## Task inputs:
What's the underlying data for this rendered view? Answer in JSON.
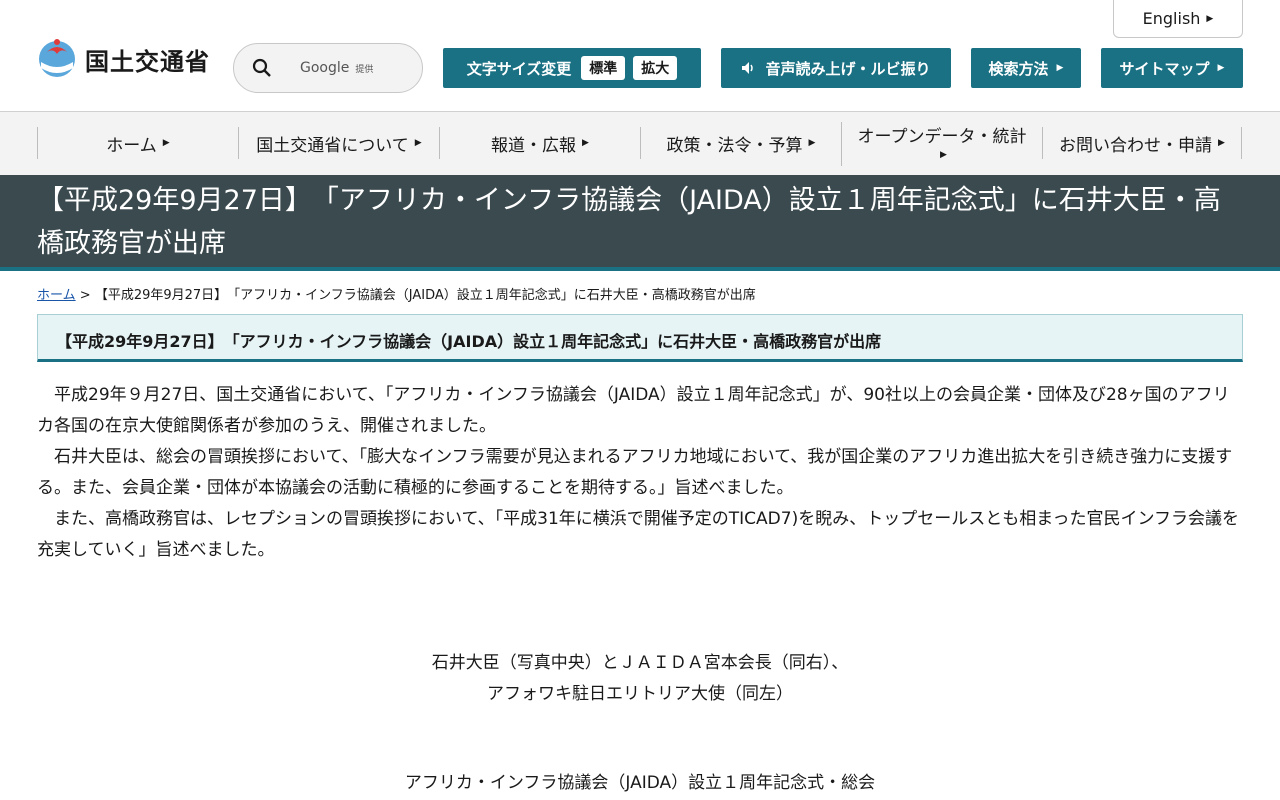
{
  "header": {
    "logo_text": "国土交通省",
    "search_provider": "Google",
    "search_provider_suffix": "提供",
    "english_label": "English",
    "text_size_label": "文字サイズ変更",
    "size_standard": "標準",
    "size_large": "拡大",
    "voice_label": "音声読み上げ・ルビ振り",
    "search_method_label": "検索方法",
    "sitemap_label": "サイトマップ"
  },
  "nav": {
    "items": [
      "ホーム",
      "国土交通省について",
      "報道・広報",
      "政策・法令・予算",
      "オープンデータ・統計",
      "お問い合わせ・申請"
    ]
  },
  "page": {
    "title": "【平成29年9月27日】　「アフリカ・インフラ協議会（JAIDA）設立１周年記念式」に石井大臣・高橋政務官が出席",
    "breadcrumb_home": "ホーム",
    "breadcrumb_sep": ">",
    "breadcrumb_current": "【平成29年9月27日】　「アフリカ・インフラ協議会（JAIDA）設立１周年記念式」に石井大臣・高橋政務官が出席",
    "section_heading": "【平成29年9月27日】　「アフリカ・インフラ協議会（JAIDA）設立１周年記念式」に石井大臣・高橋政務官が出席",
    "paragraphs": [
      "平成29年９月27日、国土交通省において、「アフリカ・インフラ協議会（JAIDA）設立１周年記念式」が、90社以上の会員企業・団体及び28ヶ国のアフリカ各国の在京大使館関係者が参加のうえ、開催されました。",
      "石井大臣は、総会の冒頭挨拶において、「膨大なインフラ需要が見込まれるアフリカ地域において、我が国企業のアフリカ進出拡大を引き続き強力に支援する。また、会員企業・団体が本協議会の活動に積極的に参画することを期待する。」旨述べました。",
      "また、高橋政務官は、レセプションの冒頭挨拶において、「平成31年に横浜で開催予定のTICAD7)を睨み、トップセールスとも相まった官民インフラ会議を充実していく」旨述べました。"
    ],
    "caption1_line1": "石井大臣（写真中央）とＪＡＩＤＡ宮本会長（同右）、",
    "caption1_line2": "アフォワキ駐日エリトリア大使（同左）",
    "caption2": "アフリカ・インフラ協議会（JAIDA）設立１周年記念式・総会"
  },
  "colors": {
    "teal": "#1a7184",
    "title_band": "#3b4a4f",
    "nav_bg": "#f3f3f3",
    "link": "#1a56a8"
  }
}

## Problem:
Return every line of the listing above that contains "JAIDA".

## Written response:
    "title": "【平成29年9月27日】　「アフリカ・インフラ協議会（JAIDA）設立１周年記念式」に石井大臣・高橋政務官が出席",
    "breadcrumb_current": "【平成29年9月27日】　「アフリカ・インフラ協議会（JAIDA）設立１周年記念式」に石井大臣・高橋政務官が出席",
    "section_heading": "【平成29年9月27日】　「アフリカ・インフラ協議会（JAIDA）設立１周年記念式」に石井大臣・高橋政務官が出席",
      "平成29年９月27日、国土交通省において、「アフリカ・インフラ協議会（JAIDA）設立１周年記念式」が、90社以上の会員企業・団体及び28ヶ国のアフリカ各国の在京大使館関係者が参加のうえ、開催されました。",
    "caption2": "アフリカ・インフラ協議会（JAIDA）設立１周年記念式・総会"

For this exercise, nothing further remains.